We’ve all seen it, whether in someone else or in ourselves: A woman (or man) falls in love and, somewhere along the way, forgets themselves and fades into half a person.
Someway, somehow, the wants and needs of another human being becomes more important than her own. She disappears into herself or, more accurately, disappears into her new romance, not to return until the initial sense of magic fades.
Falling head-over-heels in love is an exhilarating and exciting feeling, one that’s all too easy to get caught up in whenever we’re lucky enough to recognize the sensation. But while love and partnership can be amazing if you want to have those things, they should never come at the cost of your own sense of self.
We are a generation raised on the words: “You complete me.”
We are a generation raised on the words: “You complete me.” Romantic movies and media have shaped the way we regard and celebrate love. We see the language everywhere: Other half, better half, soulmate. In this world love is seen not just as a wonderful part of life but an achievement necessary to reach a level of full, complete humanity.
Frankly, I hate this idea. You don’t need a “better half” because you are not half of a person. You are a whole person. A healthy relationship isn’t made of two broken, incomplete halves becoming one. It’s made of two wholes, both fully formed with their own plans and dreams and ideas, choosing to navigate the world together.
And here’s the kicker: Holding on to yourself after falling in love won’t just make you happier down the line—it will also make you a better, more honest partner.
I’ll be the first to confirm that staying in a successful, working marriage is more difficult work than any job I’ve ever had. The people my husband and I were when we married five years ago are not the people we are now, and we’ve had growing pains as our new goals and plans shifted us together in some ways and apart in others.
We change ourselves in ways that make for blissful short-term relationships and difficult long-term ones.
Long-term commitment is never easy, and it’s compounded by the fact that, in the early stages of a relationship, we work really hard to make it look like it is. In those magical first few months and years when your partner can do no wrong, we ignore personality traits that will bother us later (and disguise our own bad habits that will later reemerge), put our own goals on hold to make more time for our partners, and generally change ourselves in ways that make for really blissful short-term relationships and really difficult long-term ones.

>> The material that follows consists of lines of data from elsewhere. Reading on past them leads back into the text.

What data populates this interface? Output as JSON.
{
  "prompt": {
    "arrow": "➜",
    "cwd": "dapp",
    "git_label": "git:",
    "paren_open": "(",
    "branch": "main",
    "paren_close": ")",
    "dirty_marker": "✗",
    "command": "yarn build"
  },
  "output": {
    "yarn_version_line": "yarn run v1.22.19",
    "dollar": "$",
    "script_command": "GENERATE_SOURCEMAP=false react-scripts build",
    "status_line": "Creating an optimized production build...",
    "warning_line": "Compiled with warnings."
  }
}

Remaining fearlessly ourselves: the good, the bad, the trying-to-untangle-headphones-while-you’re-in-a-rush ugly, might scare off more than a few potential partners who never would have worked out anyway. It might make the initial phases of dating scarier and more vulnerable, and it might make it seem more difficult to find someone special in the first place. But then you can rest easy knowing that the ones who stick around are the ones who are truly compatible with the real you.
Some things to remember:
1. Remember your goals.
While it’s natural for your goals to fluctuate and change as you re-envision a shared future with someone else, remember that it’s OK (and necessary) to have goals that extend outside of your relationship. You owe it to yourself not to get complacent after settling down.
2. Make family and friends a priority.
When you start a new relationship, it’s too easy to leave your family and friends in the dust. As you start seeing someone new, double your effort to maintain connections with loved ones. Ask yourself, “Am I saying ‘no’ to them more than ‘yes’?”
3. Have your own hobbies.
You don’t need to have everything in common with your partner. I will repeat: You don’t need to have everything in common with your partner. You might like reading while he or she prefers video games. You might be an outdoor person while he or she likes staying inside. Sure, these things can help you determine if you’re truly compatible or not, but it’s perfectly healthy for aspects of your lives and interests to exist independently from one another. It’s far more important to be honest and supportive of each other than it is for you to both like camping. I promise.